Next, the assay was benchmarked against the RT-qPCR standard methods on 37 samples. The results showed 100% agreement for the detection of positives, but when the cycle time for positives was near the LOD, borderline positives failed to be reliably detected by the N gene assay, but were detected by the 18S rRNA assay.
Repeated experiments showed that RT-LAMP did not always identify viral RNA in samples run in duplicate when the cycle times were within 2 cycles of the LOD of the RT-PCR assays. This indicates a slightly lower sensitivity of RT-LAMP compared to PCR on extracted RNA. However, the former was run with only a third of the input RNA used for PCR. Secondly, some recent research suggests that the addition of guanidine could improve the sensitivity of detection with RT-LAMP.
Finally, the use of RT-LAMP without prior RNA extraction showed 94% agreement with RT-PCR results, which shows this step could be potentially omitted. However, the researchers caution that this finding requires validation with actual clinical specimens.
If also coupled with a colorimetric read-out from a dye-based reporting machine, the resulting reduction in cost and time could yield a very competitive and inexpensive diagnostic workflow capable of point-of-care application and use in remote and impoverished areas.
Co-author Michael Buck says, “We hope that this may help new or existing facilities expand and improve the efficiency of their testing.”

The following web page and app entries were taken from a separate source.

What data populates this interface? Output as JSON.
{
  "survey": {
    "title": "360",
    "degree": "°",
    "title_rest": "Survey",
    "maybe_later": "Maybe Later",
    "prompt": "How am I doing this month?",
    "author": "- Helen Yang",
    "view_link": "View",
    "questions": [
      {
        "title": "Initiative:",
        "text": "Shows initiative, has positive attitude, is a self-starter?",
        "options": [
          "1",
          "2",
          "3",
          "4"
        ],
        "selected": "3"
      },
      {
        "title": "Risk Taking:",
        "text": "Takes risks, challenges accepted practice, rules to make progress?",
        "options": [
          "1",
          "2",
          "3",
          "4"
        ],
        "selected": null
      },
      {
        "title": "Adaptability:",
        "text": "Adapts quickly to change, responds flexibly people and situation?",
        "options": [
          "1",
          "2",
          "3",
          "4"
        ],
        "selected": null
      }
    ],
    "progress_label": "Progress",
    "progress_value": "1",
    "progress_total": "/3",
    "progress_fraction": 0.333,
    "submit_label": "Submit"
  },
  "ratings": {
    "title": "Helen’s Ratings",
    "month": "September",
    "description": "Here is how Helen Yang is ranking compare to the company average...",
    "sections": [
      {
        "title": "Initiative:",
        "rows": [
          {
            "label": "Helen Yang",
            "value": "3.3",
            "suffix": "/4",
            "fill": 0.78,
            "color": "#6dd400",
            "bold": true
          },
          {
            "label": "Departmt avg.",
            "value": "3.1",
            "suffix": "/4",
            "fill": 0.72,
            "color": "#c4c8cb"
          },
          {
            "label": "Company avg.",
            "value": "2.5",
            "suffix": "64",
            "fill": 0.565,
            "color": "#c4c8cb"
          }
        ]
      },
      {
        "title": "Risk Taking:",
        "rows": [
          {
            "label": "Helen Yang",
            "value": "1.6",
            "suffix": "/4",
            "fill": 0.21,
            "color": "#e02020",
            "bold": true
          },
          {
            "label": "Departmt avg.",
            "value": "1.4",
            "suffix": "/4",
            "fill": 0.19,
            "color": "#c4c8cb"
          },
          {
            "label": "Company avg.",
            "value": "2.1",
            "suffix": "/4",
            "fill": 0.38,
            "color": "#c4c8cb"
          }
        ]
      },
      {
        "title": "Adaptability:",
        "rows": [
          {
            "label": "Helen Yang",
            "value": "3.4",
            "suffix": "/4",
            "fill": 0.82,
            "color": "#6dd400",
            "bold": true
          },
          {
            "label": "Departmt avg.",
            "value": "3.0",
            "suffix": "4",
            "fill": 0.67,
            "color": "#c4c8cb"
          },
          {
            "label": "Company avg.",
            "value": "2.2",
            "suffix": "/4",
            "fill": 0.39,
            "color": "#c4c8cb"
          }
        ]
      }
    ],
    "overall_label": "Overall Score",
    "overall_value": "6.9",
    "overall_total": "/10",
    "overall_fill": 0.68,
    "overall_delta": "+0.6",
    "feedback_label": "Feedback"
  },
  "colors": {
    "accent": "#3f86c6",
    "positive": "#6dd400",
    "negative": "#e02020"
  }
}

medRxiv publishes preliminary scientific reports that are not peer-reviewed and, therefore, should not be regarded as conclusive, guide clinical practice/health-related behavior, or treated as established information.